• Collection entries
━━━━━━

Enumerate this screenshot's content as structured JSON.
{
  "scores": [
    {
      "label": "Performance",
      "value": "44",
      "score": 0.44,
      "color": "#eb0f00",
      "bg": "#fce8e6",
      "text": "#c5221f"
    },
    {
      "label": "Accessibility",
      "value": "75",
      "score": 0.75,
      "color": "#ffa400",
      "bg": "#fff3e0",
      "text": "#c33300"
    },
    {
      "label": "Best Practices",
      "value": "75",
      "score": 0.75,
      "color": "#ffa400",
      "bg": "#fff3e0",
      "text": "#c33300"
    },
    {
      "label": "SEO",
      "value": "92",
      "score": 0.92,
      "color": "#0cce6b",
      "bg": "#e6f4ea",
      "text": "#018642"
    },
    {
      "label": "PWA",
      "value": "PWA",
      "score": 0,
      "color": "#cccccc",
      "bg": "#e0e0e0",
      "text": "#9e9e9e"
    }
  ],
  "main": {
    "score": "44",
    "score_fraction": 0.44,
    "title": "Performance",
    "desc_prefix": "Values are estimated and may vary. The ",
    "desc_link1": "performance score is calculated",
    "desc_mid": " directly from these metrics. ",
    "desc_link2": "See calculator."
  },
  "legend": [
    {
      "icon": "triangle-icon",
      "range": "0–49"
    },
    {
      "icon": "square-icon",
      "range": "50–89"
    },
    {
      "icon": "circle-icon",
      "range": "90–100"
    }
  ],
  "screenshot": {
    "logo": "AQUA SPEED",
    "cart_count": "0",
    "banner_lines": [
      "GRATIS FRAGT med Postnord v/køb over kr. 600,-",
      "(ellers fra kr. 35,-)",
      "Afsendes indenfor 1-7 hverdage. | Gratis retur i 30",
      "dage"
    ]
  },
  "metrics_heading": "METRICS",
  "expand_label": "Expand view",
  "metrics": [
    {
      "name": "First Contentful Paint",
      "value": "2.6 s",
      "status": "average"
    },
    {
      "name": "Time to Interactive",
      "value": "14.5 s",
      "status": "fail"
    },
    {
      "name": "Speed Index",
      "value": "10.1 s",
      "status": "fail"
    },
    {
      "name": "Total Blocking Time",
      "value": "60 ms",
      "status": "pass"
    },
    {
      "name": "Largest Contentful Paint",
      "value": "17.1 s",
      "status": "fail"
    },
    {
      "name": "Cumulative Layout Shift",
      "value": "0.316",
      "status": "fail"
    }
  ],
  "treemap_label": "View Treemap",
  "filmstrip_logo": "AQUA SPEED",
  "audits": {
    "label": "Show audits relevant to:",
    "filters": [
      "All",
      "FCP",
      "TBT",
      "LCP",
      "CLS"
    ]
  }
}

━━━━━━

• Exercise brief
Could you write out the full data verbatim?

• Answer section
Enumerate this screenshot's content as structured JSON.
{
  "scores": [
    {
      "label": "Performance",
      "value": "44",
      "score": 0.44,
      "color": "#eb0f00",
      "bg": "#fce8e6",
      "text": "#c5221f"
    },
    {
      "label": "Accessibility",
      "value": "75",
      "score": 0.75,
      "color": "#ffa400",
      "bg": "#fff3e0",
      "text": "#c33300"
    },
    {
      "label": "Best Practices",
      "value": "75",
      "score": 0.75,
      "color": "#ffa400",
      "bg": "#fff3e0",
      "text": "#c33300"
    },
    {
      "label": "SEO",
      "value": "92",
      "score": 0.92,
      "color": "#0cce6b",
      "bg": "#e6f4ea",
      "text": "#018642"
    },
    {
      "label": "PWA",
      "value": "PWA",
      "score": 0,
      "color": "#cccccc",
      "bg": "#e0e0e0",
      "text": "#9e9e9e"
    }
  ],
  "main": {
    "score": "44",
    "score_fraction": 0.44,
    "title": "Performance",
    "desc_prefix": "Values are estimated and may vary. The ",
    "desc_link1": "performance score is calculated",
    "desc_mid": " directly from these metrics. ",
    "desc_link2": "See calculator."
  },
  "legend": [
    {
      "icon": "triangle-icon",
      "range": "0–49"
    },
    {
      "icon": "square-icon",
      "range": "50–89"
    },
    {
      "icon": "circle-icon",
      "range": "90–100"
    }
  ],
  "screenshot": {
    "logo": "AQUA SPEED",
    "cart_count": "0",
    "banner_lines": [
      "GRATIS FRAGT med Postnord v/køb over kr. 600,-",
      "(ellers fra kr. 35,-)",
      "Afsendes indenfor 1-7 hverdage. | Gratis retur i 30",
      "dage"
    ]
  },
  "metrics_heading": "METRICS",
  "expand_label": "Expand view",
  "metrics": [
    {
      "name": "First Contentful Paint",
      "value": "2.6 s",
      "status": "average"
    },
    {
      "name": "Time to Interactive",
      "value": "14.5 s",
      "status": "fail"
    },
    {
      "name": "Speed Index",
      "value": "10.1 s",
      "status": "fail"
    },
    {
      "name": "Total Blocking Time",
      "value": "60 ms",
      "status": "pass"
    },
    {
      "name": "Largest Contentful Paint",
      "value": "17.1 s",
      "status": "fail"
    },
    {
      "name": "Cumulative Layout Shift",
      "value": "0.316",
      "status": "fail"
    }
  ],
  "treemap_label": "View Treemap",
  "filmstrip_logo": "AQUA SPEED",
  "audits": {
    "label": "Show audits relevant to:",
    "filters": [
      "All",
      "FCP",
      "TBT",
      "LCP",
      "CLS"
    ]
  }
}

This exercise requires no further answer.